Linda Ellerbee is an outspoken journalist, award-winning television documentary producer, writer and anchor, best-selling author, breast cancer survivor, mom, grandmother and one of the most sought-after speakers in America.
Ellerbee began her career over 40 years ago in 1972 at the Associated Press. In 1973, she was hired to be an on-air reporter at KHOU in Houston, Texas. Six months later, she was offered a job at WCBS, New York, as the “hard news” reporter for the 11pm newscast.
In 1975, she moved to NBC (national) News where, as Congressional Correspondent, she spent years covering national politics.
In 1982, she pioneered the late-night news program NBC News Overnight, which she wrote and anchored with Lloyd Dobyns. Overnight was cited by the duPont-Columbia Awards as “possibly the best written and most intelligent news program ever.”
In 1986, Ellerbee moved to ABC News to anchor and write Our World, a weekly primetime historical series. Her writing on Our World won her a national News & Documentary Emmy.
In 1987, Ellerbee and Rolfe Tessem, her partner, quit network news to start Lucky Duck Productions, a New York based company that produces news, documentaries and other specials for broadcast and cable.
Lucky Duck Productions began by producing documentaries for PBS. Then, in 1991, Lucky Duck began producing Nick News for Nickelodeon. Ellerbee is Executive Producer, writer and anchor.
2015 marked the 25th anniversary of Nick News, the longest running children’s news program in television history. Nick News was watched by more children than watch all other television news shows put together—and has earned honors traditionally associated with adult programming. Known for the respectful and direct way it speaks to children about the important issues of our time, Nick News has collected three Peabody Awards (including one personal Peabody given to Ellerbee for her coverage of the Clinton investigation), a duPont-Columbia Award and ten national Emmys for Outstanding Children’s Program.

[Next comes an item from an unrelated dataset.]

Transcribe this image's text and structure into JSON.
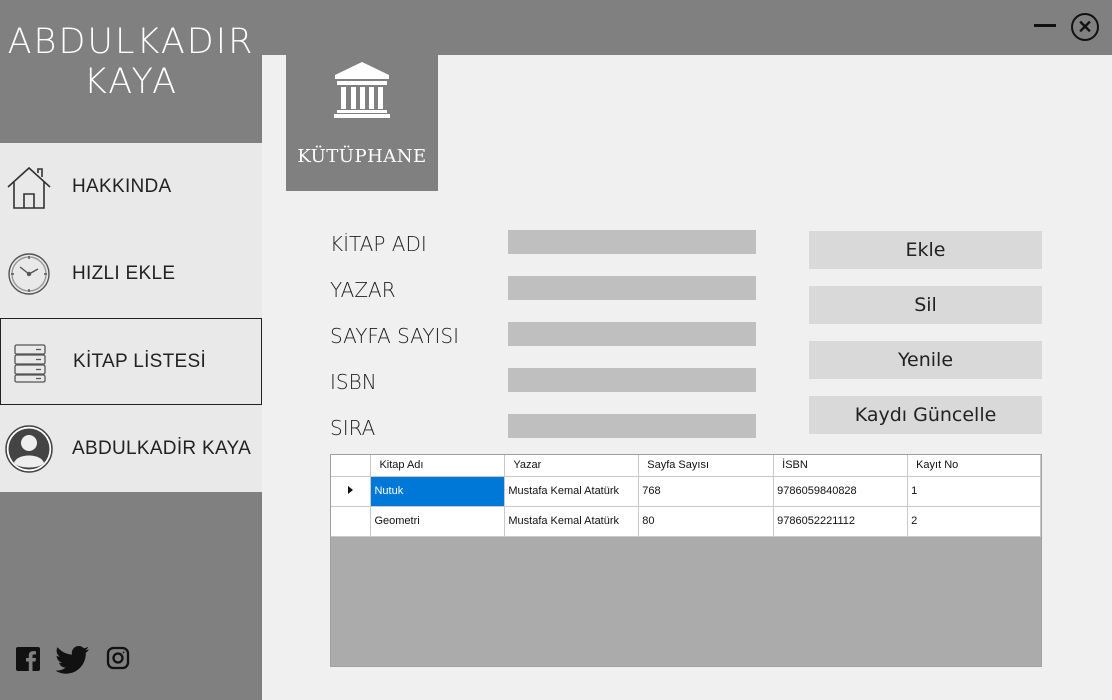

In 2009, Nick News received the Edward R. Murrow Award for best Network News Documentary — and made history as the first children’s television program ever to receive this prestigious award.
For the last 25+ years, Ellerbee and her work were also seen all over the television universe, as Lucky Duck Productions has produced and continues to produce specials for ABC, CBS, HBO, PBS, Lifetime, MTV, Logo, A&E, MSNBC, SOAPnet, Animal Planet and TV Land, among others.
In 2004, Ellerbee was honored with another Emmy, this time for her series, When I Was a Girl, which aired on WE: the women’s entertainment network.
Ellerbee’s first book, And So It Goes (published in 1986), a humorous look at television news, became an instant best seller, and a favorite among journalists. Her second book, Move On, published in 1991, containing stories about being a working single mother, a child of the ‘60s, and a woman trying to find some balance in her life, was also a best seller, as was her third book (published in 2005), Take Big Bites: Adventures Around the World and Across the Table, a humorous account of her love of travel, talking to (and eating with) strangers, and, according to Ellerbee, “oh, just making trouble in general.”
Her foray into books for children, an eight-part fiction series entitled Get Real (published in 2000) about middle school students who start a school newspaper, won (and continues to win) her raves among young readers.
In 2011, Ellerbee was honored with the Lifetime Achievement Award for Children’s Television at the annual Banff International Media Festival.
Also in 2011, at the annual Gracie Awards, Ellerbee received the Tribute Award, the highest honor given by the Alliance for Women in Media. On presenting the Gracie, former CNN anchor Aaron Brown said to a ballroom of a thousand women, “The two most important women in the history of television news are Barbara Walters and Linda Ellerbee. Barbara Walters made it possible for you to be on television news; Linda Ellerbee made it possible for you to be you on television news.”
In December of 2015, Ellerbee announced her retirement from television but did not retire from her run as a popular and versatile speaker. Ellerbee still travels thousands of miles each year, inspiring audiences with her insight, while filling banquet rooms and concert halls with laughter. They come to hear her trademark wit and wisdom on everything from how to survive corporate America with your values intact to how to survive breast cancer and live to laugh about it (also, she often speaks to medical groups concerning healthcare from a patient’s point of view), and, in general, how to accept — even embrace — a changing world, perhaps even making a few changes yourself.
Although Ellerbee has won most of television’s highest honors, she says it’s her partner, her two children and four grandchildren who’ve brought life’s richest rewards. Her son, Joshua Veselka, is a journalist. Her daughter, Vanessa Veselka, is a novelist. Her grandchildren, Violet, Ruben, Gabriel and Milo, are noisy. Ellerbee lives in New York City and Massachusetts with Rolfe Tessem, her partner in life and work, and their two Greek rescue dogs, Daisy and Dolly.